■ DATA SUPPLIED ■
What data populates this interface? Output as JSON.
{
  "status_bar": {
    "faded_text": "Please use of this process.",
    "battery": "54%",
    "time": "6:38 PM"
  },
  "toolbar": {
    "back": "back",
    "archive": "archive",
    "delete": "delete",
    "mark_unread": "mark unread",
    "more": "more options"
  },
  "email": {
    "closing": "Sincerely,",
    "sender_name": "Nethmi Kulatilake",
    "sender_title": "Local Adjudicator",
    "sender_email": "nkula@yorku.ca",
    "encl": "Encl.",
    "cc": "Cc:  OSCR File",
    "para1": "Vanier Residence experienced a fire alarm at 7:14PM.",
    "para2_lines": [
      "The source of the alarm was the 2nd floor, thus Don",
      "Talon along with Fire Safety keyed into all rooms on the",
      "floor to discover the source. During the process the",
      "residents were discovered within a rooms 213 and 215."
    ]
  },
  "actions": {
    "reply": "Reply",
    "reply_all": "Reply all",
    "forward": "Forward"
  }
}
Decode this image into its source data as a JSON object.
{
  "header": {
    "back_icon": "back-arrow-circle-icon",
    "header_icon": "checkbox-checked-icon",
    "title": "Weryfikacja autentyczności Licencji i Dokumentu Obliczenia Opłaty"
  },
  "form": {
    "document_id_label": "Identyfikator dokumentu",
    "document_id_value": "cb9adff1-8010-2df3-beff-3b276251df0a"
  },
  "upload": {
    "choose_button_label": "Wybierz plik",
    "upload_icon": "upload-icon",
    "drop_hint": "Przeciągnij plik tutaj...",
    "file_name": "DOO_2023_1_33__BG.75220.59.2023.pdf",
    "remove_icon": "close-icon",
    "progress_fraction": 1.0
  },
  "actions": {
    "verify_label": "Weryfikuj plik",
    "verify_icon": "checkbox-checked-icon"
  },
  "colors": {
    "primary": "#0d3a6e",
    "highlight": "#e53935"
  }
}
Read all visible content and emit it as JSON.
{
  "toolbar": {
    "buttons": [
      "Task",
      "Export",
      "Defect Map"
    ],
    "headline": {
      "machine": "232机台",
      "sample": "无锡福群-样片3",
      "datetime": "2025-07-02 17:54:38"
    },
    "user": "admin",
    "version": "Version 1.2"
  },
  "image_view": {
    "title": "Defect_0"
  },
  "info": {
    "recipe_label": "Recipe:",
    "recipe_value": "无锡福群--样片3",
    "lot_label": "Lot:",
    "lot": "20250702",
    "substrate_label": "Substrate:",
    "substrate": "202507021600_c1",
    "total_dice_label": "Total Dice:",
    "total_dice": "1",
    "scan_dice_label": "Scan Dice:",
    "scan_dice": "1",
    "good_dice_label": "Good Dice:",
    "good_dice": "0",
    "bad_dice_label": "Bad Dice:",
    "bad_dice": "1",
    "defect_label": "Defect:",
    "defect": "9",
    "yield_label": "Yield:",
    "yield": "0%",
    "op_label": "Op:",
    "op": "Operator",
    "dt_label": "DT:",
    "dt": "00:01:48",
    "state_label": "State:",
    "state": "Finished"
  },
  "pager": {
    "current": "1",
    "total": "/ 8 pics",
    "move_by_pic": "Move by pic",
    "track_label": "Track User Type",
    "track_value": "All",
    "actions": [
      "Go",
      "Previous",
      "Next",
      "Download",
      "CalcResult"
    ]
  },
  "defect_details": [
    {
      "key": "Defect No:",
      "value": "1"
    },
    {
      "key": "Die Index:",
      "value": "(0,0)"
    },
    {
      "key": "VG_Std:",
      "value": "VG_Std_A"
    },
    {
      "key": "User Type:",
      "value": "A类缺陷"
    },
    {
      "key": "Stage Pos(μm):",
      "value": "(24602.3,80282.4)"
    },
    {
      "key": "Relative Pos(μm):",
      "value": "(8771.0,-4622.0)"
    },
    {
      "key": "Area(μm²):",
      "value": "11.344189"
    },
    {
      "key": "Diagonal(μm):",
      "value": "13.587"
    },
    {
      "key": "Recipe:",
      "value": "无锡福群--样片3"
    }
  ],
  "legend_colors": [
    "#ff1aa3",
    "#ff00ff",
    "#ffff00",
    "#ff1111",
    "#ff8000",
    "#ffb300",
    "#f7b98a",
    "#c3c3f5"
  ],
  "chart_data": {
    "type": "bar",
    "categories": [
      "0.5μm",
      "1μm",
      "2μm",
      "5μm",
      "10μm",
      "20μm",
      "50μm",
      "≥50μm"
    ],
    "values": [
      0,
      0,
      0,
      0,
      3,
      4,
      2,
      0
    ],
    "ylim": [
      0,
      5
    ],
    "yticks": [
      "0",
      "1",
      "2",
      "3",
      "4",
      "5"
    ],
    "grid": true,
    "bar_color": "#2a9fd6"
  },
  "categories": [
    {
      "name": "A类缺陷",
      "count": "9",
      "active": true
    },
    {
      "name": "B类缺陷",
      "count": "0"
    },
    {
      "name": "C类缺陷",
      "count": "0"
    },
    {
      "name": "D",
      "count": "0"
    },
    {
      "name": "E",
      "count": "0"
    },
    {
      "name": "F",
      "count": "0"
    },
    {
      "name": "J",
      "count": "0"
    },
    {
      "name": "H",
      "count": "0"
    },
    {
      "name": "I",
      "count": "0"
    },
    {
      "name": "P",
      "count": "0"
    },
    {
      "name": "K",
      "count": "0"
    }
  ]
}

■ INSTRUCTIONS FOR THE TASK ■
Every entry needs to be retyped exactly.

■ ANSWER ■
What data populates this interface? Output as JSON.
{
  "status_bar": {
    "faded_text": "Please use of this process.",
    "battery": "54%",
    "time": "6:38 PM"
  },
  "toolbar": {
    "back": "back",
    "archive": "archive",
    "delete": "delete",
    "mark_unread": "mark unread",
    "more": "more options"
  },
  "email": {
    "closing": "Sincerely,",
    "sender_name": "Nethmi Kulatilake",
    "sender_title": "Local Adjudicator",
    "sender_email": "nkula@yorku.ca",
    "encl": "Encl.",
    "cc": "Cc:  OSCR File",
    "para1": "Vanier Residence experienced a fire alarm at 7:14PM.",
    "para2_lines": [
      "The source of the alarm was the 2nd floor, thus Don",
      "Talon along with Fire Safety keyed into all rooms on the",
      "floor to discover the source. During the process the",
      "residents were discovered within a rooms 213 and 215."
    ]
  },
  "actions": {
    "reply": "Reply",
    "reply_all": "Reply all",
    "forward": "Forward"
  }
}
Decode this image into its source data as a JSON object.
{
  "header": {
    "back_icon": "back-arrow-circle-icon",
    "header_icon": "checkbox-checked-icon",
    "title": "Weryfikacja autentyczności Licencji i Dokumentu Obliczenia Opłaty"
  },
  "form": {
    "document_id_label": "Identyfikator dokumentu",
    "document_id_value": "cb9adff1-8010-2df3-beff-3b276251df0a"
  },
  "upload": {
    "choose_button_label": "Wybierz plik",
    "upload_icon": "upload-icon",
    "drop_hint": "Przeciągnij plik tutaj...",
    "file_name": "DOO_2023_1_33__BG.75220.59.2023.pdf",
    "remove_icon": "close-icon",
    "progress_fraction": 1.0
  },
  "actions": {
    "verify_label": "Weryfikuj plik",
    "verify_icon": "checkbox-checked-icon"
  },
  "colors": {
    "primary": "#0d3a6e",
    "highlight": "#e53935"
  }
}
Read all visible content and emit it as JSON.
{
  "toolbar": {
    "buttons": [
      "Task",
      "Export",
      "Defect Map"
    ],
    "headline": {
      "machine": "232机台",
      "sample": "无锡福群-样片3",
      "datetime": "2025-07-02 17:54:38"
    },
    "user": "admin",
    "version": "Version 1.2"
  },
  "image_view": {
    "title": "Defect_0"
  },
  "info": {
    "recipe_label": "Recipe:",
    "recipe_value": "无锡福群--样片3",
    "lot_label": "Lot:",
    "lot": "20250702",
    "substrate_label": "Substrate:",
    "substrate": "202507021600_c1",
    "total_dice_label": "Total Dice:",
    "total_dice": "1",
    "scan_dice_label": "Scan Dice:",
    "scan_dice": "1",
    "good_dice_label": "Good Dice:",
    "good_dice": "0",
    "bad_dice_label": "Bad Dice:",
    "bad_dice": "1",
    "defect_label": "Defect:",
    "defect": "9",
    "yield_label": "Yield:",
    "yield": "0%",
    "op_label": "Op:",
    "op": "Operator",
    "dt_label": "DT:",
    "dt": "00:01:48",
    "state_label": "State:",
    "state": "Finished"
  },
  "pager": {
    "current": "1",
    "total": "/ 8 pics",
    "move_by_pic": "Move by pic",
    "track_label": "Track User Type",
    "track_value": "All",
    "actions": [
      "Go",
      "Previous",
      "Next",
      "Download",
      "CalcResult"
    ]
  },
  "defect_details": [
    {
      "key": "Defect No:",
      "value": "1"
    },
    {
      "key": "Die Index:",
      "value": "(0,0)"
    },
    {
      "key": "VG_Std:",
      "value": "VG_Std_A"
    },
    {
      "key": "User Type:",
      "value": "A类缺陷"
    },
    {
      "key": "Stage Pos(μm):",
      "value": "(24602.3,80282.4)"
    },
    {
      "key": "Relative Pos(μm):",
      "value": "(8771.0,-4622.0)"
    },
    {
      "key": "Area(μm²):",
      "value": "11.344189"
    },
    {
      "key": "Diagonal(μm):",
      "value": "13.587"
    },
    {
      "key": "Recipe:",
      "value": "无锡福群--样片3"
    }
  ],
  "legend_colors": [
    "#ff1aa3",
    "#ff00ff",
    "#ffff00",
    "#ff1111",
    "#ff8000",
    "#ffb300",
    "#f7b98a",
    "#c3c3f5"
  ],
  "chart_data": {
    "type": "bar",
    "categories": [
      "0.5μm",
      "1μm",
      "2μm",
      "5μm",
      "10μm",
      "20μm",
      "50μm",
      "≥50μm"
    ],
    "values": [
      0,
      0,
      0,
      0,
      3,
      4,
      2,
      0
    ],
    "ylim": [
      0,
      5
    ],
    "yticks": [
      "0",
      "1",
      "2",
      "3",
      "4",
      "5"
    ],
    "grid": true,
    "bar_color": "#2a9fd6"
  },
  "categories": [
    {
      "name": "A类缺陷",
      "count": "9",
      "active": true
    },
    {
      "name": "B类缺陷",
      "count": "0"
    },
    {
      "name": "C类缺陷",
      "count": "0"
    },
    {
      "name": "D",
      "count": "0"
    },
    {
      "name": "E",
      "count": "0"
    },
    {
      "name": "F",
      "count": "0"
    },
    {
      "name": "J",
      "count": "0"
    },
    {
      "name": "H",
      "count": "0"
    },
    {
      "name": "I",
      "count": "0"
    },
    {
      "name": "P",
      "count": "0"
    },
    {
      "name": "K",
      "count": "0"
    }
  ]
}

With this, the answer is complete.